Moscow is attempting to divide Ukraine through war efforts in the country, Kyiv’s military intelligence chief Kyrylo Budanov said while adding that his nation’s army will proceed to engage in guerilla warfare to avoid such a situation.
“After the failures near Kyiv and the impossibility of overthrowing the central government of Ukraine, Putin is already changing the main operational directions—the south and the east. There is reason to believe that he is considering a ‘Korean’ scenario for Ukraine,” Budanov said of the Russian president in a statement.
“That is, he will try to impose a dividing line between the unoccupied and occupied regions of our country. In fact, it is an attempt to create North and South Korea in Ukraine. After all, he is definitely not able to swallow the whole state.”
Russia will try to unify the occupied territories into a “single quasi-state entity.” However, the counteroffensive by Ukraine complicates such plans, Budanov said.
Prior to invading Ukraine, Russian President Vladimir Putin said on Feb. 21 that Moscow will recognize the independence of Donetsk and Luhansk, regions located in the Donbass area of south-eastern Ukraine. The leaders of these two regions had asked Putin to recognize their independent status.
With Russia unable to overcome Ukrainian forces after more than a month of war, the Kremlin has indicated that it is scaling back ambitions to focus on securing the Donbass region. A leader from Lunhask said on Sunday that the region might soon hold a referendum about joining with Russia. However, the Ukrainian government hit back at these suggestions.

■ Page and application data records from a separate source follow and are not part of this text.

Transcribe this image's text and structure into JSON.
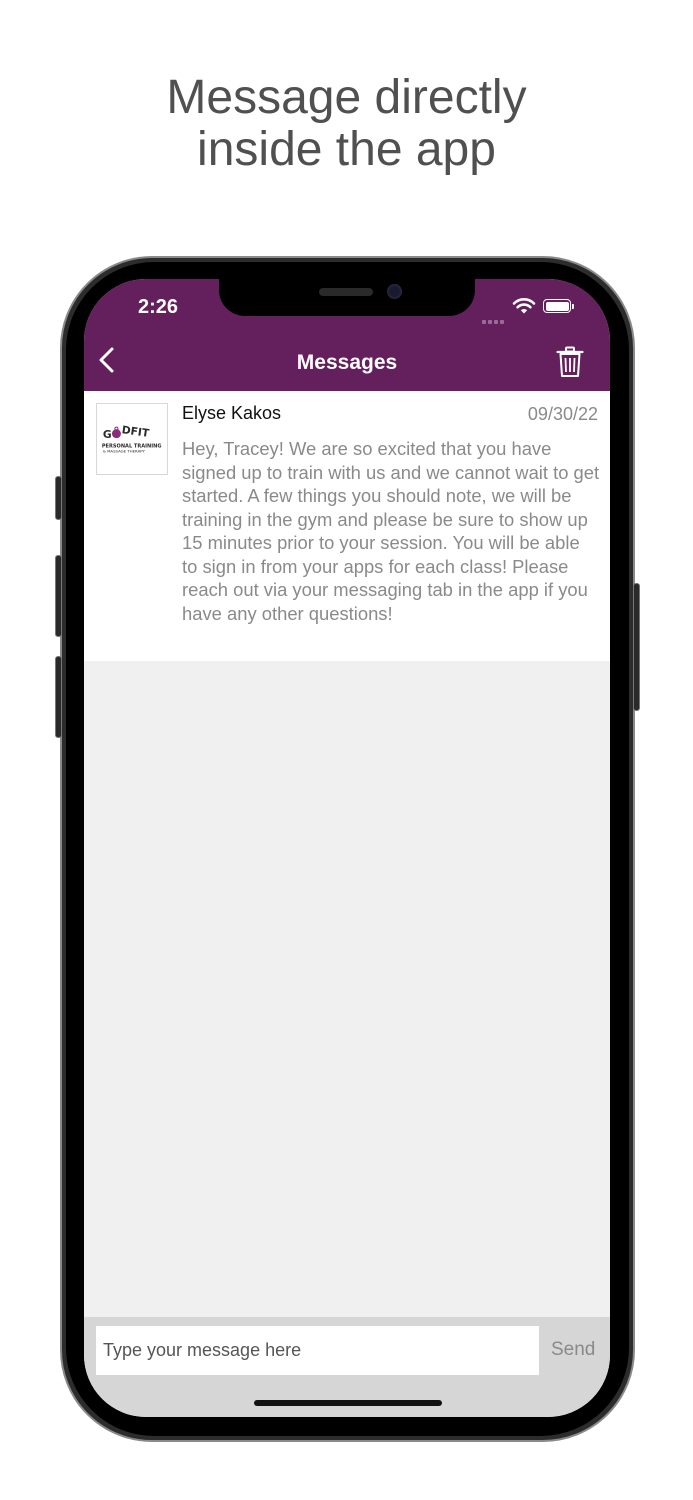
{
  "promo": {
    "headline_line1": "Message directly",
    "headline_line2": "inside the app"
  },
  "status_bar": {
    "time": "2:26"
  },
  "nav": {
    "title": "Messages",
    "back_icon": "chevron-left-icon",
    "delete_icon": "trash-icon"
  },
  "messages": [
    {
      "sender": "Elyse Kakos",
      "date": "09/30/22",
      "logo": {
        "brand": "GODFIT",
        "tagline_1": "PERSONAL TRAINING",
        "tagline_2": "& MASSAGE THERAPY"
      },
      "body": "Hey, Tracey! We are so excited that you have signed up to train with us and we cannot wait to get started. A few things you should note, we will be training in the gym and please be sure to show up 15 minutes prior to your session. You will be able to sign in from your apps for each class! Please reach out via your messaging tab in the app if you have any other questions!"
    }
  ],
  "composer": {
    "placeholder": "Type your message here",
    "send_label": "Send"
  },
  "colors": {
    "header": "#63205c",
    "background": "#f0f0f0",
    "composer_bg": "#d6d6d6"
  }
}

All such “fake referendums” in the “temporarily occupied territories” will have no legal validity and are “null and void,” Ukraine’s foreign ministry spokesperson Oleg Nikolenko said to Reuters. “Instead, Russia will face an even stronger response from the international community, further deepening its global isolation.”
Ukrainian ambassador to the United States Oksana Markarova rejected the possibility of Ukraine surrendering to Russia during an NBC program, while also stating that recognizing the eastern Ukrainian region of Donbass as an independent state was out of the question.
“I think we shouldn’t ask Ukraine what we are ready to give up in order for Russia to stop this aggression. All of us should be asking each what are we prepared to do to stop it,” she added. “Because if we lose this, it’s very important—If Ukraine loses it, it’s not only your friends lost, it means that brutality, oligarchy, and war criminals prevail on our planet.”
Kyiv and Moscow will be holding face-to-face talks in Turkey on Monday. Earlier talks between the two sides had concluded without any positive outcome.
Ukrainian President Volodymyr Zelensky has softened his stance on a compromise, saying in an interview with Russian outlet Meduza that Kyiv could guarantee neutrality and a non-nuclear status as part of a potential peace deal with Moscow, if supported by a vote from the Ukrainian people.
Declaring neutrality would effectively end the possibility of Ukraine becoming a member of NATO. The Kremlin has banned the interview in Russia.